- What’s the other daycare in your town doing to deal with the yearly onslaught of sick kids? Maybe they don’t have more advanced answers than you, but perhaps they have a new idea or two you can learn from.
After your outer investigations and research are done, there’s more you can do internally. Perhaps you have top-notch sanitation protocols in place, but your staff has a bad habit of coming into work when they’re under the weather.
Go deeper into these causes, such as why:
- Is your staff coming in when they’re sick?
- Aren’t they using the hand sanitizer you’ve provided all over the facility?
- Aren’t they stopping parents from dropping their sick kids off at your school, or sniffling visitors from entering your nursing home?
These questions will also require you to talk to your employees themselves – what’s holding them back from taking every step they can to prevent infections from entering your facility and running amok?
They might have some interesting answers that will surprise you – so be sure to listen carefully. Remind them that coming to with elevated body temperature is not only dangerous to others but dangerous to themselves.
Any ER/ED doctor will tell you the most common symptom they see are multiple infections and dehydration, both of them helping the other worsen.
You Need Their Buy-In
You’ve now taken essential steps to create a more safety-focused culture in your facility. But these are just the learnings.
Be sure to implement any lessons or techniques you’ve learned and share with staff why you’re changing things. Their buy-in is essential to creating a fully safety-focused culture to protect your patients and clients.
And make sure that culture is visible to all who enter your facility.
- Place signs reminding visitors of safety protocols.
- Send emails reminding parents of procedures for sick kids.
- Show them you’re dead serious. Install a welloStationX™ near an entrance to inform and ensure people are not entering with likely contagiousness.

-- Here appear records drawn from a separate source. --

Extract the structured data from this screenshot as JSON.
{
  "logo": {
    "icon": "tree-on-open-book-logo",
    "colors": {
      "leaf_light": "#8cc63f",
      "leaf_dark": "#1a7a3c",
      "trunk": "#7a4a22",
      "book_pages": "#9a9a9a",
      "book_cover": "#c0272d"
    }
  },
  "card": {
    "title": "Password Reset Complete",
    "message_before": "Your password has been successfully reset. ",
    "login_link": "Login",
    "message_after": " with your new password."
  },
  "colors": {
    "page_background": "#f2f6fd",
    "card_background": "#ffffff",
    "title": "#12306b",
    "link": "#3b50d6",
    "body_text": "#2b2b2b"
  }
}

Creating a safety-focused culture takes effort, but the rewards to your facility’s safety and reputation are worth it.